| Work instruction |
Please return all the records exactly, with nothing left out.

***** The data

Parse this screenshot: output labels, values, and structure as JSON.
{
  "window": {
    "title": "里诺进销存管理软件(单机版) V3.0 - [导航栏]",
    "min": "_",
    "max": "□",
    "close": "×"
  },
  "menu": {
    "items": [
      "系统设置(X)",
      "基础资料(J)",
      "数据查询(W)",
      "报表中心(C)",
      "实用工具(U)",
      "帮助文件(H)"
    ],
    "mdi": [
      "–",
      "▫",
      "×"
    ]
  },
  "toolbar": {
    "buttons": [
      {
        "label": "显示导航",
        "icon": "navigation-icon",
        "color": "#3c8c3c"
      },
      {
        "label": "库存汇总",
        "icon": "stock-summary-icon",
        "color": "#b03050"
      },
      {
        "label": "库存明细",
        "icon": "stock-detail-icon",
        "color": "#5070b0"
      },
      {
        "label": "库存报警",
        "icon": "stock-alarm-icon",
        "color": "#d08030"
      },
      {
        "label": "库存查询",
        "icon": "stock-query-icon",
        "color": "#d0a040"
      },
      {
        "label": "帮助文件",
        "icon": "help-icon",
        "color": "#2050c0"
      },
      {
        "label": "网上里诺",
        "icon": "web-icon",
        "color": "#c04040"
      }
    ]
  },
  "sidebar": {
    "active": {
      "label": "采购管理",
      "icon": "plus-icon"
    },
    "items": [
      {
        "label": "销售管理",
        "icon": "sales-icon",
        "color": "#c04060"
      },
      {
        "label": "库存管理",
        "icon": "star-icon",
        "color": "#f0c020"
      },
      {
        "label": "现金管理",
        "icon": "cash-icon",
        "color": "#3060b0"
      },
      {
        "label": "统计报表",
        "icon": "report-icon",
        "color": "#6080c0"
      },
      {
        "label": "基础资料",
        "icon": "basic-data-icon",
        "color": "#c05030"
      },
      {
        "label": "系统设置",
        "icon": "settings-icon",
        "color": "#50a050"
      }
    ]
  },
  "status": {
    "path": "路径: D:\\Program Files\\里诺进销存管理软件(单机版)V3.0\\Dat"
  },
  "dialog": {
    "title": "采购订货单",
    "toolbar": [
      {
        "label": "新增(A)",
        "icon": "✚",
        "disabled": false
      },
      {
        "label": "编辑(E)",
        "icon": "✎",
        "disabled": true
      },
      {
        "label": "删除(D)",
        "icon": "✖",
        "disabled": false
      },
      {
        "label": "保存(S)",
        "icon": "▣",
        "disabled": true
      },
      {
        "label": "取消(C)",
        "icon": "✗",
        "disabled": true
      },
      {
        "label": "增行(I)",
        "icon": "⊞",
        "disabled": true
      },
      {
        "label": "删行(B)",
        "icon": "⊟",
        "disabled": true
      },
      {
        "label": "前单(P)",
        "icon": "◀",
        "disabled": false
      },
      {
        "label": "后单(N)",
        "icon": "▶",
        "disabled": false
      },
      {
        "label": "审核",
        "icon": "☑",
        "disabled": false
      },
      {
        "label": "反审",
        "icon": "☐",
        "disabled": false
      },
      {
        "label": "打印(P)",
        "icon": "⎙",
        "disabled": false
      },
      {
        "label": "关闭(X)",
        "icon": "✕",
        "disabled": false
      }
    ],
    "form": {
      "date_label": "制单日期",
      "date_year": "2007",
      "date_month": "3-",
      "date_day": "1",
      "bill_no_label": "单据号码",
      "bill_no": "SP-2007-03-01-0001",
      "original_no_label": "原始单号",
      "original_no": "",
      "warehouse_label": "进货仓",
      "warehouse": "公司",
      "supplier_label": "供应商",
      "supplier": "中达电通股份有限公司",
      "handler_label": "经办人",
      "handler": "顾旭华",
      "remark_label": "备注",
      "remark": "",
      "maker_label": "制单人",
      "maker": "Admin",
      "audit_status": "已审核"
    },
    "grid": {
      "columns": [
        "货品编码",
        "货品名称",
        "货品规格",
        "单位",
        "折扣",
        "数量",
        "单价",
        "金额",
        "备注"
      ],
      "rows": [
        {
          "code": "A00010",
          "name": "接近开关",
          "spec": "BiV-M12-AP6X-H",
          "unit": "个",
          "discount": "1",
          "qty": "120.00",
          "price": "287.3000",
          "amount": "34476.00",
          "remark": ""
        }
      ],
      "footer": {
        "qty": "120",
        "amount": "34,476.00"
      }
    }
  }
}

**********

| Solution for this problem |
Parse this screenshot: output labels, values, and structure as JSON.
{
  "window": {
    "title": "里诺进销存管理软件(单机版) V3.0 - [导航栏]",
    "min": "_",
    "max": "□",
    "close": "×"
  },
  "menu": {
    "items": [
      "系统设置(X)",
      "基础资料(J)",
      "数据查询(W)",
      "报表中心(C)",
      "实用工具(U)",
      "帮助文件(H)"
    ],
    "mdi": [
      "–",
      "▫",
      "×"
    ]
  },
  "toolbar": {
    "buttons": [
      {
        "label": "显示导航",
        "icon": "navigation-icon",
        "color": "#3c8c3c"
      },
      {
        "label": "库存汇总",
        "icon": "stock-summary-icon",
        "color": "#b03050"
      },
      {
        "label": "库存明细",
        "icon": "stock-detail-icon",
        "color": "#5070b0"
      },
      {
        "label": "库存报警",
        "icon": "stock-alarm-icon",
        "color": "#d08030"
      },
      {
        "label": "库存查询",
        "icon": "stock-query-icon",
        "color": "#d0a040"
      },
      {
        "label": "帮助文件",
        "icon": "help-icon",
        "color": "#2050c0"
      },
      {
        "label": "网上里诺",
        "icon": "web-icon",
        "color": "#c04040"
      }
    ]
  },
  "sidebar": {
    "active": {
      "label": "采购管理",
      "icon": "plus-icon"
    },
    "items": [
      {
        "label": "销售管理",
        "icon": "sales-icon",
        "color": "#c04060"
      },
      {
        "label": "库存管理",
        "icon": "star-icon",
        "color": "#f0c020"
      },
      {
        "label": "现金管理",
        "icon": "cash-icon",
        "color": "#3060b0"
      },
      {
        "label": "统计报表",
        "icon": "report-icon",
        "color": "#6080c0"
      },
      {
        "label": "基础资料",
        "icon": "basic-data-icon",
        "color": "#c05030"
      },
      {
        "label": "系统设置",
        "icon": "settings-icon",
        "color": "#50a050"
      }
    ]
  },
  "status": {
    "path": "路径: D:\\Program Files\\里诺进销存管理软件(单机版)V3.0\\Dat"
  },
  "dialog": {
    "title": "采购订货单",
    "toolbar": [
      {
        "label": "新增(A)",
        "icon": "✚",
        "disabled": false
      },
      {
        "label": "编辑(E)",
        "icon": "✎",
        "disabled": true
      },
      {
        "label": "删除(D)",
        "icon": "✖",
        "disabled": false
      },
      {
        "label": "保存(S)",
        "icon": "▣",
        "disabled": true
      },
      {
        "label": "取消(C)",
        "icon": "✗",
        "disabled": true
      },
      {
        "label": "增行(I)",
        "icon": "⊞",
        "disabled": true
      },
      {
        "label": "删行(B)",
        "icon": "⊟",
        "disabled": true
      },
      {
        "label": "前单(P)",
        "icon": "◀",
        "disabled": false
      },
      {
        "label": "后单(N)",
        "icon": "▶",
        "disabled": false
      },
      {
        "label": "审核",
        "icon": "☑",
        "disabled": false
      },
      {
        "label": "反审",
        "icon": "☐",
        "disabled": false
      },
      {
        "label": "打印(P)",
        "icon": "⎙",
        "disabled": false
      },
      {
        "label": "关闭(X)",
        "icon": "✕",
        "disabled": false
      }
    ],
    "form": {
      "date_label": "制单日期",
      "date_year": "2007",
      "date_month": "3-",
      "date_day": "1",
      "bill_no_label": "单据号码",
      "bill_no": "SP-2007-03-01-0001",
      "original_no_label": "原始单号",
      "original_no": "",
      "warehouse_label": "进货仓",
      "warehouse": "公司",
      "supplier_label": "供应商",
      "supplier": "中达电通股份有限公司",
      "handler_label": "经办人",
      "handler": "顾旭华",
      "remark_label": "备注",
      "remark": "",
      "maker_label": "制单人",
      "maker": "Admin",
      "audit_status": "已审核"
    },
    "grid": {
      "columns": [
        "货品编码",
        "货品名称",
        "货品规格",
        "单位",
        "折扣",
        "数量",
        "单价",
        "金额",
        "备注"
      ],
      "rows": [
        {
          "code": "A00010",
          "name": "接近开关",
          "spec": "BiV-M12-AP6X-H",
          "unit": "个",
          "discount": "1",
          "qty": "120.00",
          "price": "287.3000",
          "amount": "34476.00",
          "remark": ""
        }
      ],
      "footer": {
        "qty": "120",
        "amount": "34,476.00"
      }
    }
  }
}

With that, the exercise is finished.